(Beginning of Extracted records)

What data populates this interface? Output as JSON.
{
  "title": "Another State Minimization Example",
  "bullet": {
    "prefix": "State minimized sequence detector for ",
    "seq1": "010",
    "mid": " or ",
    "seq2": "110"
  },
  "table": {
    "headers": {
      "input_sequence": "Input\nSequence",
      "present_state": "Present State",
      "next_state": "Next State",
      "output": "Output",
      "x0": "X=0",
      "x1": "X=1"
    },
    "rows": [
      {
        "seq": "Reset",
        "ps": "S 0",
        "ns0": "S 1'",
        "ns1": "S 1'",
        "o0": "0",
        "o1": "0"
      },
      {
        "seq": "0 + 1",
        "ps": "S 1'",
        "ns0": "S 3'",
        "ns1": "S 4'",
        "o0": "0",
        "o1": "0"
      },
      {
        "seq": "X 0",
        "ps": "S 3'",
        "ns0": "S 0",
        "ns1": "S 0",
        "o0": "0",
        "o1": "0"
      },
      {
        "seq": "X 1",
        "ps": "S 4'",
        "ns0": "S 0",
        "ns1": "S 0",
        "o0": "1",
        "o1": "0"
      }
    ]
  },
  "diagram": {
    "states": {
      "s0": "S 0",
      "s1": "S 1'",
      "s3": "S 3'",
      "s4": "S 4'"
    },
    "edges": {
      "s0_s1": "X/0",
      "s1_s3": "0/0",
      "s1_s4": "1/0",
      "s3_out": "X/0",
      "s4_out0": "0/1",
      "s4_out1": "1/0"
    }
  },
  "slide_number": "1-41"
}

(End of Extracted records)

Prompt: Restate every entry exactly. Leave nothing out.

Result of this exercise:
What data populates this interface? Output as JSON.
{
  "title": "Another State Minimization Example",
  "bullet": {
    "prefix": "State minimized sequence detector for ",
    "seq1": "010",
    "mid": " or ",
    "seq2": "110"
  },
  "table": {
    "headers": {
      "input_sequence": "Input\nSequence",
      "present_state": "Present State",
      "next_state": "Next State",
      "output": "Output",
      "x0": "X=0",
      "x1": "X=1"
    },
    "rows": [
      {
        "seq": "Reset",
        "ps": "S 0",
        "ns0": "S 1'",
        "ns1": "S 1'",
        "o0": "0",
        "o1": "0"
      },
      {
        "seq": "0 + 1",
        "ps": "S 1'",
        "ns0": "S 3'",
        "ns1": "S 4'",
        "o0": "0",
        "o1": "0"
      },
      {
        "seq": "X 0",
        "ps": "S 3'",
        "ns0": "S 0",
        "ns1": "S 0",
        "o0": "0",
        "o1": "0"
      },
      {
        "seq": "X 1",
        "ps": "S 4'",
        "ns0": "S 0",
        "ns1": "S 0",
        "o0": "1",
        "o1": "0"
      }
    ]
  },
  "diagram": {
    "states": {
      "s0": "S 0",
      "s1": "S 1'",
      "s3": "S 3'",
      "s4": "S 4'"
    },
    "edges": {
      "s0_s1": "X/0",
      "s1_s3": "0/0",
      "s1_s4": "1/0",
      "s3_out": "X/0",
      "s4_out0": "0/1",
      "s4_out1": "1/0"
    }
  },
  "slide_number": "1-41"
}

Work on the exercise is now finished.